*** Data for review Section Begins ***

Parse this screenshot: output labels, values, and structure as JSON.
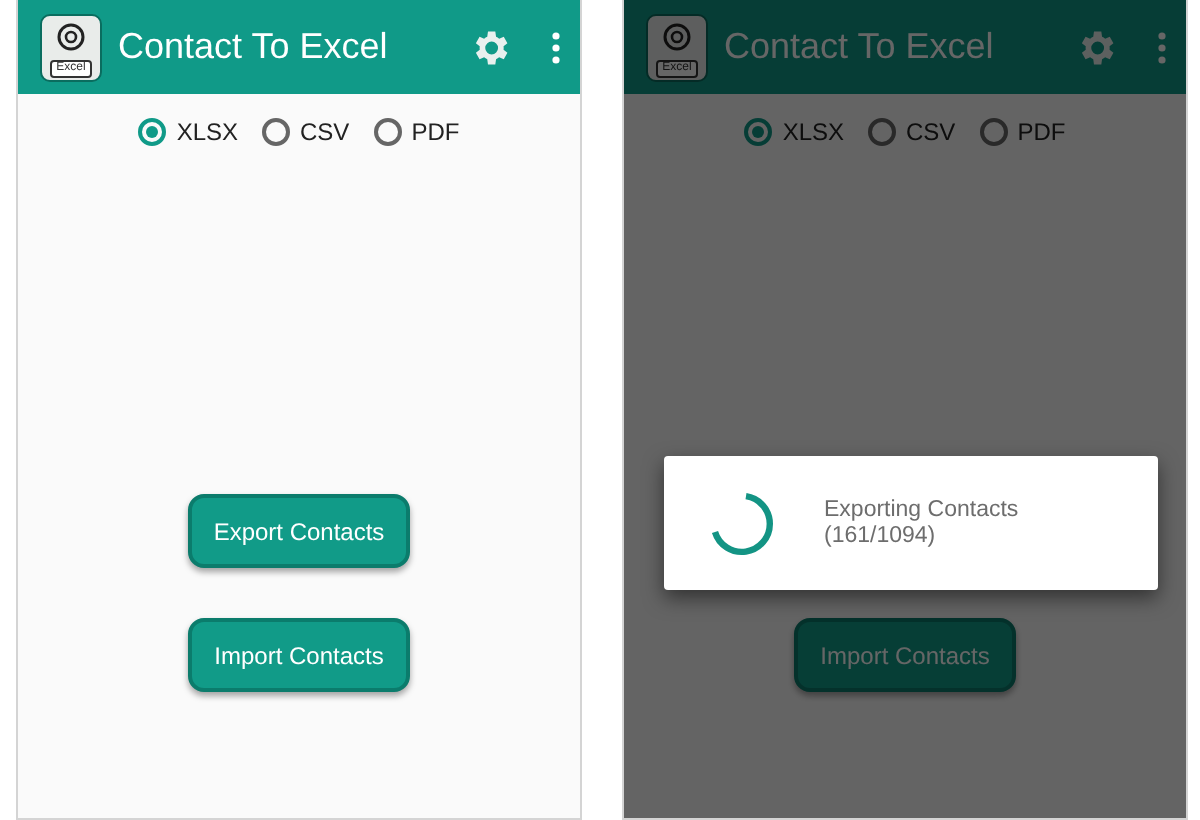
{
  "screens": [
    {
      "app_bar": {
        "logo_label": "Excel",
        "title": "Contact To Excel"
      },
      "formats": [
        {
          "label": "XLSX",
          "selected": true
        },
        {
          "label": "CSV",
          "selected": false
        },
        {
          "label": "PDF",
          "selected": false
        }
      ],
      "buttons": [
        {
          "label": "Export Contacts",
          "kind": "export"
        },
        {
          "label": "Import Contacts",
          "kind": "import"
        }
      ],
      "dimmed": false
    },
    {
      "app_bar": {
        "logo_label": "Excel",
        "title": "Contact To Excel"
      },
      "formats": [
        {
          "label": "XLSX",
          "selected": true
        },
        {
          "label": "CSV",
          "selected": false
        },
        {
          "label": "PDF",
          "selected": false
        }
      ],
      "buttons": [
        {
          "label": "Import Contacts",
          "kind": "import"
        }
      ],
      "dimmed": true,
      "dialog": {
        "message": "Exporting Contacts",
        "progress": "(161/1094)"
      }
    }
  ]
}
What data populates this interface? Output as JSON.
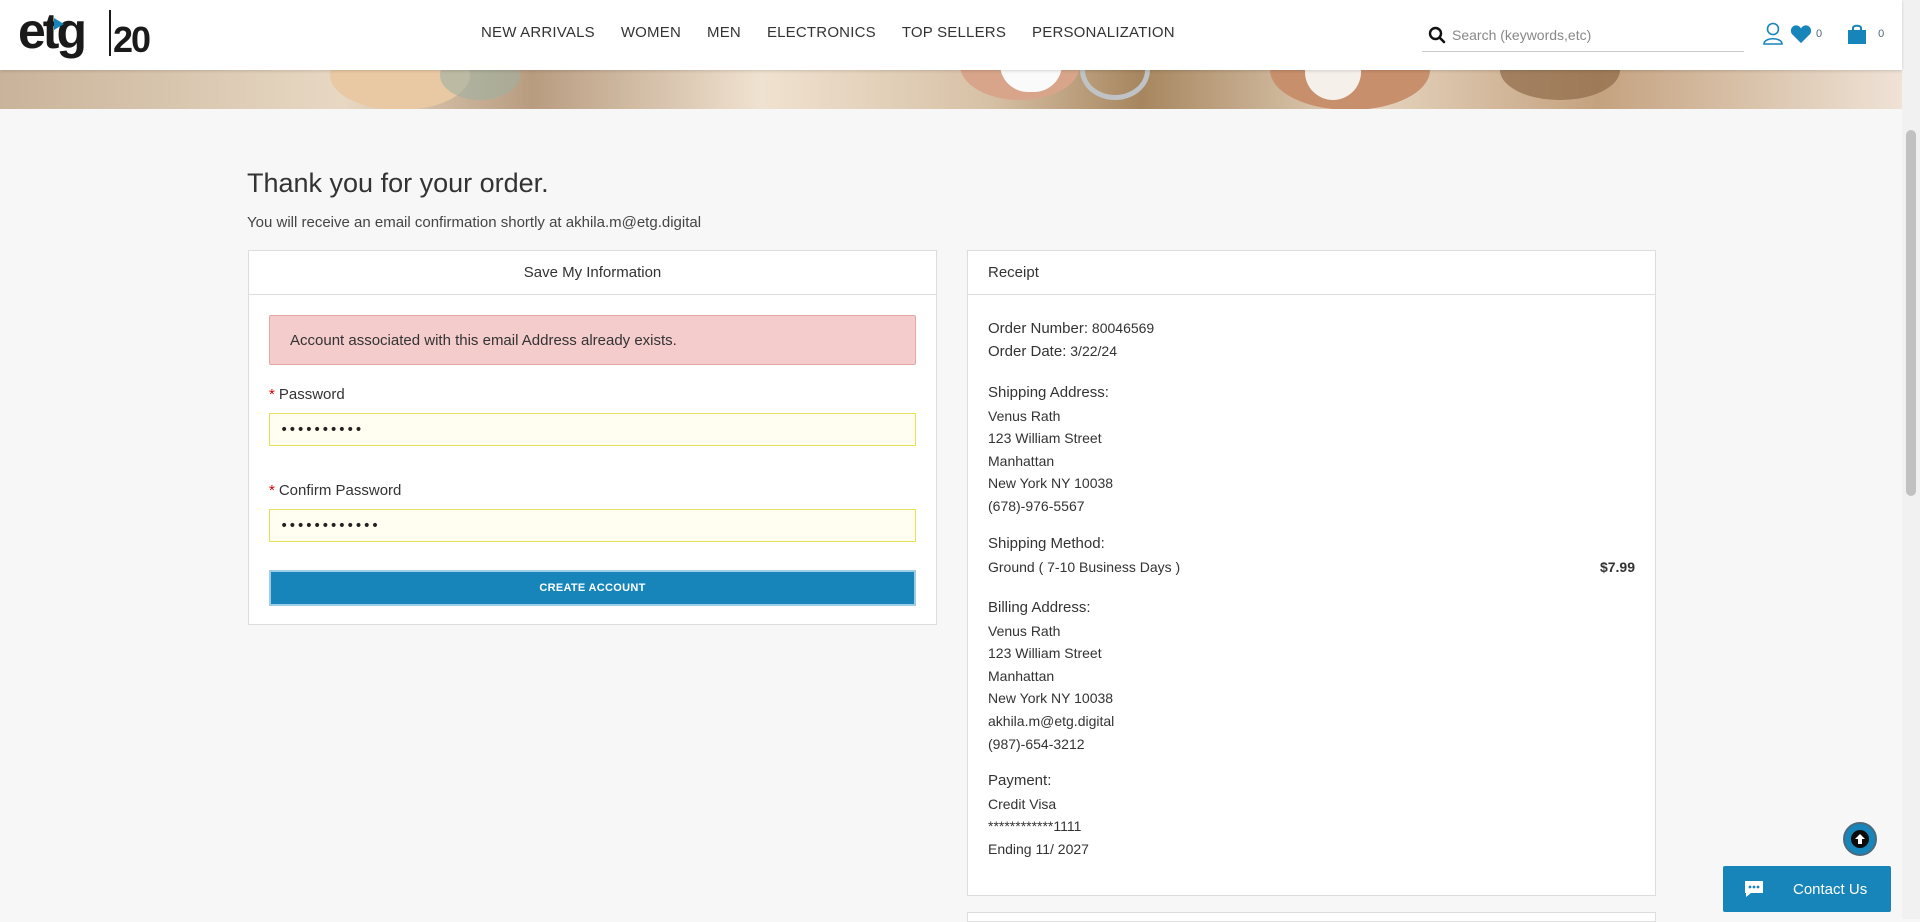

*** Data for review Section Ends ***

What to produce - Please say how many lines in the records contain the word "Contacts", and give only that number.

Output - 4